TUESDAY, Oct. 13, 2015 (HealthDay News) -- Churches and other faith-based centers are good locations to offer HIV testing and treatment for pregnant women in isolated areas of sub-Saharan Africa, a new study shows.
Worldwide, about 87 percent of pregnant women with HIV and more than 90 percent of children with HIV live in sub-Saharan Africa, according to UNAIDS, a United Nations health care program that targets HIV and AIDS.
Researchers found that pregnant women in hard-to-reach and rural areas of Nigeria who were offered prenatal screening for diseases such as HIV, malaria and syphilis at a monthly church-run baby shower (part of a program called the Healthy Beginning Initiative) were 11 times more likely to get tested for HIV than those who were encouraged to get routine HIV testing at local health facilities.
The study was published Oct. 14 in the The Lancet Global Health.
Even though simple, inexpensive and highly effective treatments to prevent mother-to-child transmission of HIV are becoming more available, one-third of HIV-infected women do not start treatment during pregnancy, resulting in about 210,000 new HIV infections in children every year worldwide.

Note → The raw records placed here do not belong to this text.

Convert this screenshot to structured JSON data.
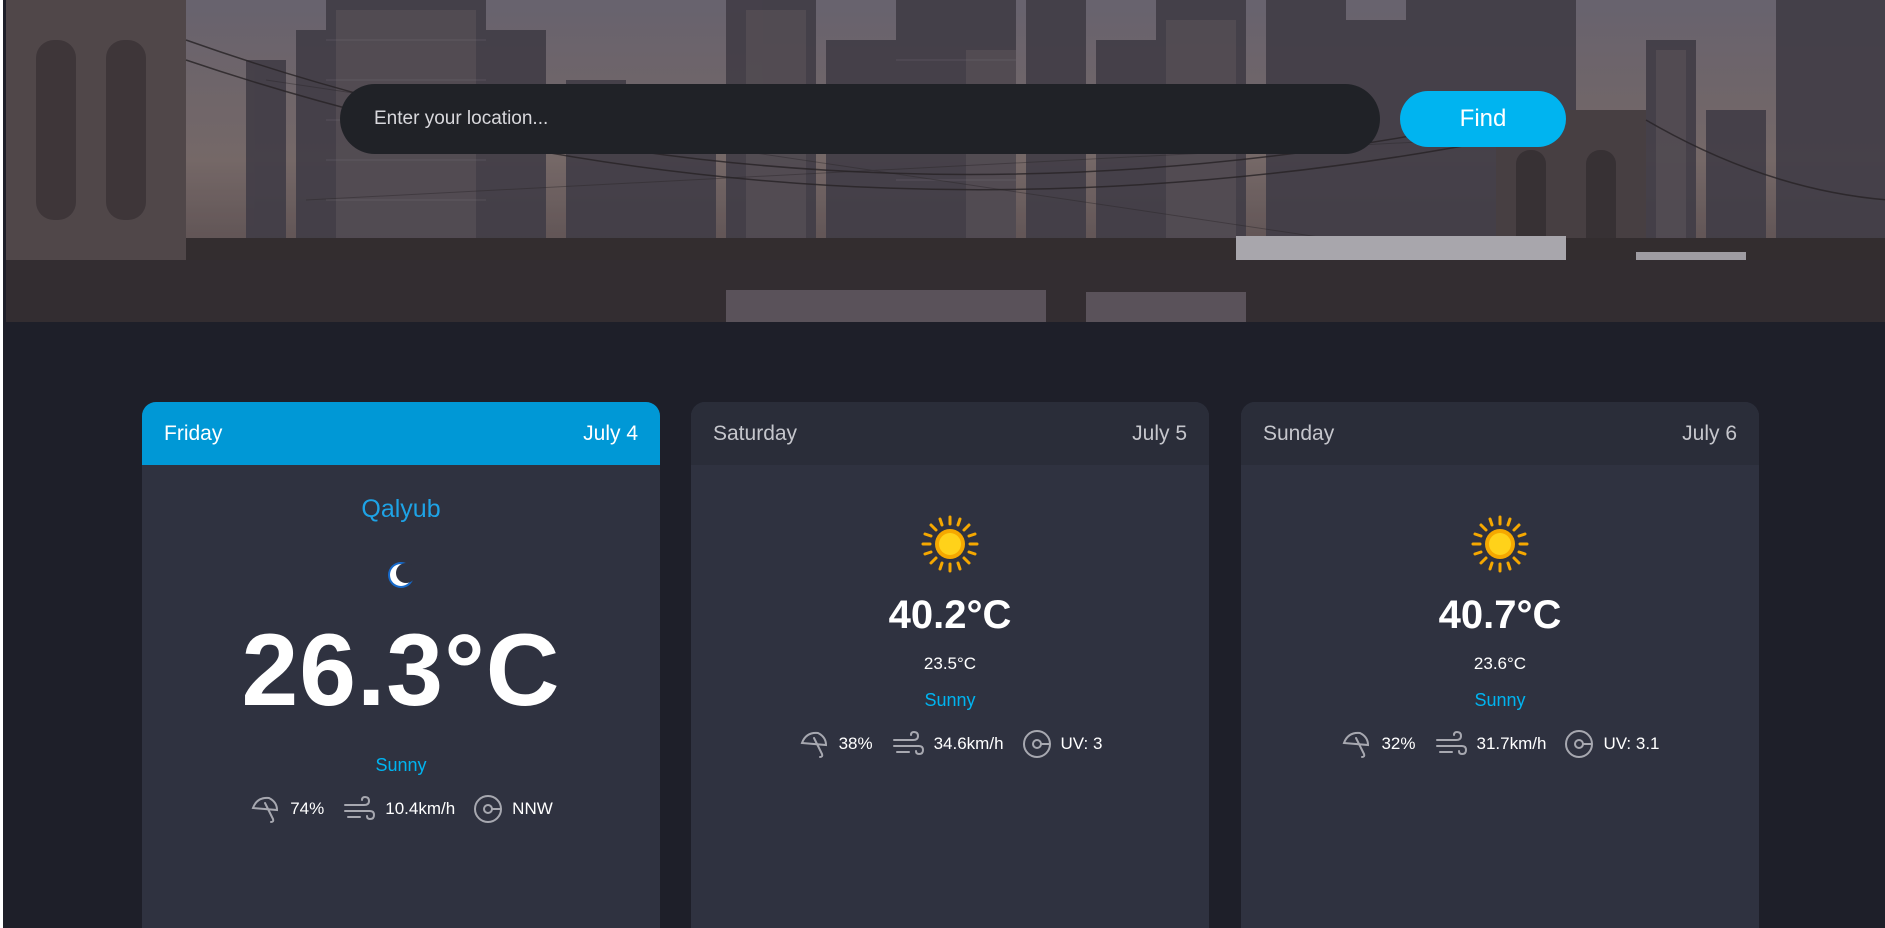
{
  "search": {
    "placeholder": "Enter your location...",
    "value": "",
    "button_label": "Find"
  },
  "colors": {
    "accent": "#00b4f0",
    "today_header": "#0098d6",
    "card_bg": "#2f3240",
    "page_bg": "#1e1f29"
  },
  "days": [
    {
      "day": "Friday",
      "date": "July 4",
      "city": "Qalyub",
      "icon": "moon-icon",
      "temp": "26.3°C",
      "condition": "Sunny",
      "rain": "74%",
      "wind": "10.4km/h",
      "direction": "NNW"
    },
    {
      "day": "Saturday",
      "date": "July 5",
      "icon": "sun-icon",
      "max_temp": "40.2°C",
      "min_temp": "23.5°C",
      "condition": "Sunny",
      "rain": "38%",
      "wind": "34.6km/h",
      "uv": "UV: 3"
    },
    {
      "day": "Sunday",
      "date": "July 6",
      "icon": "sun-icon",
      "max_temp": "40.7°C",
      "min_temp": "23.6°C",
      "condition": "Sunny",
      "rain": "32%",
      "wind": "31.7km/h",
      "uv": "UV: 3.1"
    }
  ]
}
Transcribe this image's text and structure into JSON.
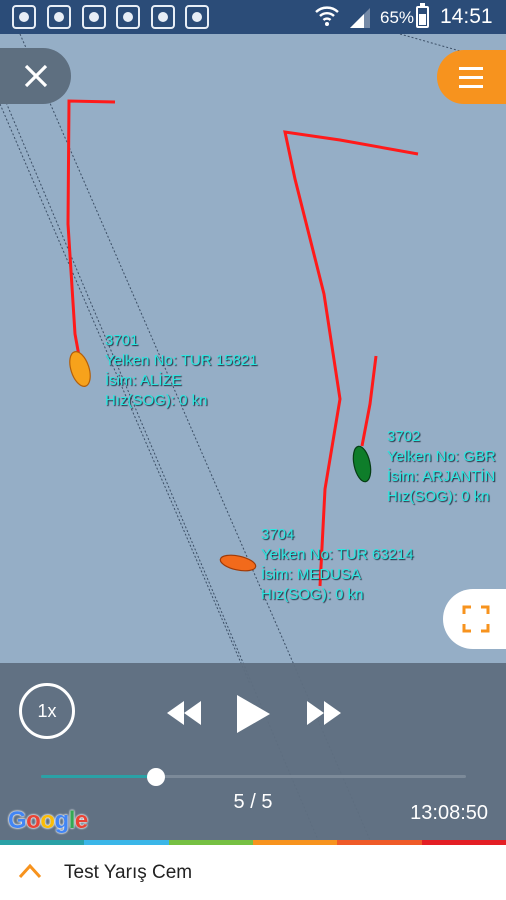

Poor access to HIV screening is one reason for that, according to the researchers.
"Most pregnant women in sub-Saharan Africa access HIV screening through the health care system. But in many countries like Nigeria, only a third of deliveries take place in hospitals and less than 3 percent of health care facilities have established services for the prevention of mother-to-child transmission," said study author Dr. Echezona Ezeanolue, an associate professor in the School of Medicine and Community Health Sciences at the University of Nevada, Las Vegas.
"We have been looking for new ways to reach out and offer sustainable community-based testing programs to pregnant women, to eliminate new HIV infections among children," he said in a journal news release.
The researchers focused on churches because faith-based groups are highly influential in Africa.
"Most communities in sub-Saharan Africa have at least one religious center, even when there are no accessible health facilities. Our findings show that simple, culturally adapted, faith-based programs such as the Healthy Beginning Initiative can effectively increase the uptake of HIV testing among pregnant women in resource-limited settings," Ezeanolue said.
In a related commentary, Dr. Benjamin Chi and Dr. Elizabeth Stringer, from the University of North Carolina School of Medicine, said the study "provides an evidence-based blueprint for how churches and health clinics can collaborate to produce measurable programmatic benefits. By extending such strategies from HIV testing to long-term adherence and retention, these programs can further deliver on their promise and meaningfully contribute to the elimination of pediatric HIV in the region."
The New Mexico AIDS Education and Training Center has more about pregnancy and HIV.